» Interface dataset entries
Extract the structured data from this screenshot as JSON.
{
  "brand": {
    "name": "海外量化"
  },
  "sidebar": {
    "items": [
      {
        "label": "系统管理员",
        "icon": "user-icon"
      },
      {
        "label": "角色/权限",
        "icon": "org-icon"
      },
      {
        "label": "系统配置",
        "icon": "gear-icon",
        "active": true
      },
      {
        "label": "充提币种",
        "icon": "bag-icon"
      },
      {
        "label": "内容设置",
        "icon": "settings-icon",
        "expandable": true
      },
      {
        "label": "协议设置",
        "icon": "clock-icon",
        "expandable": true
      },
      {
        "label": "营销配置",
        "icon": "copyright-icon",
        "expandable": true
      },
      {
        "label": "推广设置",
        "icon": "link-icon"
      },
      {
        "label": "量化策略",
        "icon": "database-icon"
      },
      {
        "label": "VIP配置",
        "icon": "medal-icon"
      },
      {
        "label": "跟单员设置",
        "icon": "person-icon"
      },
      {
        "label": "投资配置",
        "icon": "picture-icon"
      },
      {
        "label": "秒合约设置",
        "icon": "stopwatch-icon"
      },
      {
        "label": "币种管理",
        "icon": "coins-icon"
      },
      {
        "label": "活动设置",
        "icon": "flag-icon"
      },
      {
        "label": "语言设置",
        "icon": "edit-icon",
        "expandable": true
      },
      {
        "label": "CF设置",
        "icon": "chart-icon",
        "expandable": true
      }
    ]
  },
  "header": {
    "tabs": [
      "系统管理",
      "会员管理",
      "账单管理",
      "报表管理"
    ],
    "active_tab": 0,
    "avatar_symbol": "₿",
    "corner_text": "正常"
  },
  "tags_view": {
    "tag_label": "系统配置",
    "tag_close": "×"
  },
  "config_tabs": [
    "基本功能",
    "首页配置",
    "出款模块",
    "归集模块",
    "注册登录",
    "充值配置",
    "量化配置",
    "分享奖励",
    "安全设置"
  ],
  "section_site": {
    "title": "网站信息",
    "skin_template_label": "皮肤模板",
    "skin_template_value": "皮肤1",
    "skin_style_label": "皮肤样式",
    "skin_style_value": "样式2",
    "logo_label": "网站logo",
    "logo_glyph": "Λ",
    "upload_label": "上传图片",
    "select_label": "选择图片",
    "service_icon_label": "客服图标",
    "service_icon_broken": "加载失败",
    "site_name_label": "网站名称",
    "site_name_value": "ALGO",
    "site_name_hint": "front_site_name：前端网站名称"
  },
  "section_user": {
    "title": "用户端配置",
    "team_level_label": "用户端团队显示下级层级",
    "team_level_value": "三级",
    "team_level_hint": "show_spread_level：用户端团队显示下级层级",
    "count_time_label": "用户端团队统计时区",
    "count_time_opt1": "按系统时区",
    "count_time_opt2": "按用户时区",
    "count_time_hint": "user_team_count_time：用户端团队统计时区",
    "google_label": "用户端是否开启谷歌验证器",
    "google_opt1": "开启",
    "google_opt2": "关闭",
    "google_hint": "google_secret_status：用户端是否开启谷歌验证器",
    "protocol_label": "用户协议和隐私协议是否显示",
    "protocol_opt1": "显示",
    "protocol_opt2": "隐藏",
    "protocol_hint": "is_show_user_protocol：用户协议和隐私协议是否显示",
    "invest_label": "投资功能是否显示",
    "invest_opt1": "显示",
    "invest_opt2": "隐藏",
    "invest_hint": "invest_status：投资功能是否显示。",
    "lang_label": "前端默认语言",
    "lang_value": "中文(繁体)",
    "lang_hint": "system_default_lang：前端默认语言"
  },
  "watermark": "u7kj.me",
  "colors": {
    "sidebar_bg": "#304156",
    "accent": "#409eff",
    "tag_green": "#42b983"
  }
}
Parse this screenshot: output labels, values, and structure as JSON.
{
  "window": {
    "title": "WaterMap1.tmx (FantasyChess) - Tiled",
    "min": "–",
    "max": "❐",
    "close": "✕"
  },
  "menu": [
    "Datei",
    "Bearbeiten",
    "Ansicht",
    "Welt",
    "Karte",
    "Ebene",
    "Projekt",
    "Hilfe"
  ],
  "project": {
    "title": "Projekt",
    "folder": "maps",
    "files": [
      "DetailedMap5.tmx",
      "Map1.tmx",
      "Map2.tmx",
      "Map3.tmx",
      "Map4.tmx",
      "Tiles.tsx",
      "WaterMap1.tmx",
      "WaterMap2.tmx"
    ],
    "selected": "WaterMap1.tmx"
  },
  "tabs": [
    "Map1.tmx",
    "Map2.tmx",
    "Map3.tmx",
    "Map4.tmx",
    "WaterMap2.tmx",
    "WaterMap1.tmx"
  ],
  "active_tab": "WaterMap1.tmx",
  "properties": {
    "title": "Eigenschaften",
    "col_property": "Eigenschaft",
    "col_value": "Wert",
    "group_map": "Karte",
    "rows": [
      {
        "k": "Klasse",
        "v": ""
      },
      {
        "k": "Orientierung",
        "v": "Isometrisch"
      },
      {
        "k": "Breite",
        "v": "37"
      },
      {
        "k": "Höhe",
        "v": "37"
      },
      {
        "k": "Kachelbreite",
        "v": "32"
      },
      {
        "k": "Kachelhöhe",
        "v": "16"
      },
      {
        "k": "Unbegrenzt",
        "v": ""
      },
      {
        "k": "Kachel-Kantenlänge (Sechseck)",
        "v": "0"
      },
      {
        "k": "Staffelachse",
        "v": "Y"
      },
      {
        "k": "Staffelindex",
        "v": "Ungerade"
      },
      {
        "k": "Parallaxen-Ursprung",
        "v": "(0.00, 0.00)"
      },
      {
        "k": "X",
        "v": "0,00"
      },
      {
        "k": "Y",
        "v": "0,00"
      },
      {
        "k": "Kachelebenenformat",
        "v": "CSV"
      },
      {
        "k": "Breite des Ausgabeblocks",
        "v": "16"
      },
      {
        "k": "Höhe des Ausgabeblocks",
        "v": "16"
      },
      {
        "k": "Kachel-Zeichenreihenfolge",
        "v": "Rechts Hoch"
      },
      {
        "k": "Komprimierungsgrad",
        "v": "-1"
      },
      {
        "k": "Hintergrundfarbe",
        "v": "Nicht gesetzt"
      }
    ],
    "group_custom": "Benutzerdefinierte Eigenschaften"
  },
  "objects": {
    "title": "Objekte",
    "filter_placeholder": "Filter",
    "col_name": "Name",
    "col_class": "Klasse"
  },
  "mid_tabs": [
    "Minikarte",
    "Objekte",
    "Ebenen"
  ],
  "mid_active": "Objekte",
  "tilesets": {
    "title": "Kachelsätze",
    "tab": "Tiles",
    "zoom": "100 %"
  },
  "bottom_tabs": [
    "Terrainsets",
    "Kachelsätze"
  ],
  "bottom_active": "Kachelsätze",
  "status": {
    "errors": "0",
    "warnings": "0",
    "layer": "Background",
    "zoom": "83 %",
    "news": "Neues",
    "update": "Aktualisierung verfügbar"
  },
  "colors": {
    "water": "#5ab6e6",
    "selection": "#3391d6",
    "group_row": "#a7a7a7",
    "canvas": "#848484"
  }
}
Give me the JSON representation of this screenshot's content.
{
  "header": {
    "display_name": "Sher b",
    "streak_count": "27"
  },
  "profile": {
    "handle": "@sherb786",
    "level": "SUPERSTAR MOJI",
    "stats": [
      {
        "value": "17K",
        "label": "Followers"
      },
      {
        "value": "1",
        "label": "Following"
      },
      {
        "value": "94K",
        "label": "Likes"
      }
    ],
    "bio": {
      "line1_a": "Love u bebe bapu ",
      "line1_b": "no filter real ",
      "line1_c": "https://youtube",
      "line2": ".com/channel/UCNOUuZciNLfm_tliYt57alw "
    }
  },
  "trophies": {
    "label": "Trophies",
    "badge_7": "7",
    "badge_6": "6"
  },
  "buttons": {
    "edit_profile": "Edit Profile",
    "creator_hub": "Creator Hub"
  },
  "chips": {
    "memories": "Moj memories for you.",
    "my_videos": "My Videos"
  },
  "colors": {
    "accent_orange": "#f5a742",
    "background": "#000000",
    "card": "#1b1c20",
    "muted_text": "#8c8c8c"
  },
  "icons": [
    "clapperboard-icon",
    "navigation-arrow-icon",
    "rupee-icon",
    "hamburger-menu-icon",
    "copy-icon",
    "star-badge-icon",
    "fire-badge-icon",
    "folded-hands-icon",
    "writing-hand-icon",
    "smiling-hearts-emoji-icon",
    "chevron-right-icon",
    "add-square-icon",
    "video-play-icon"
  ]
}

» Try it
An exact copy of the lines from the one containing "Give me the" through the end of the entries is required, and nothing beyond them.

» Exercise result
Give me the JSON representation of this screenshot's content.
{
  "header": {
    "display_name": "Sher b",
    "streak_count": "27"
  },
  "profile": {
    "handle": "@sherb786",
    "level": "SUPERSTAR MOJI",
    "stats": [
      {
        "value": "17K",
        "label": "Followers"
      },
      {
        "value": "1",
        "label": "Following"
      },
      {
        "value": "94K",
        "label": "Likes"
      }
    ],
    "bio": {
      "line1_a": "Love u bebe bapu ",
      "line1_b": "no filter real ",
      "line1_c": "https://youtube",
      "line2": ".com/channel/UCNOUuZciNLfm_tliYt57alw "
    }
  },
  "trophies": {
    "label": "Trophies",
    "badge_7": "7",
    "badge_6": "6"
  },
  "buttons": {
    "edit_profile": "Edit Profile",
    "creator_hub": "Creator Hub"
  },
  "chips": {
    "memories": "Moj memories for you.",
    "my_videos": "My Videos"
  },
  "colors": {
    "accent_orange": "#f5a742",
    "background": "#000000",
    "card": "#1b1c20",
    "muted_text": "#8c8c8c"
  },
  "icons": [
    "clapperboard-icon",
    "navigation-arrow-icon",
    "rupee-icon",
    "hamburger-menu-icon",
    "copy-icon",
    "star-badge-icon",
    "fire-badge-icon",
    "folded-hands-icon",
    "writing-hand-icon",
    "smiling-hearts-emoji-icon",
    "chevron-right-icon",
    "add-square-icon",
    "video-play-icon"
  ]
}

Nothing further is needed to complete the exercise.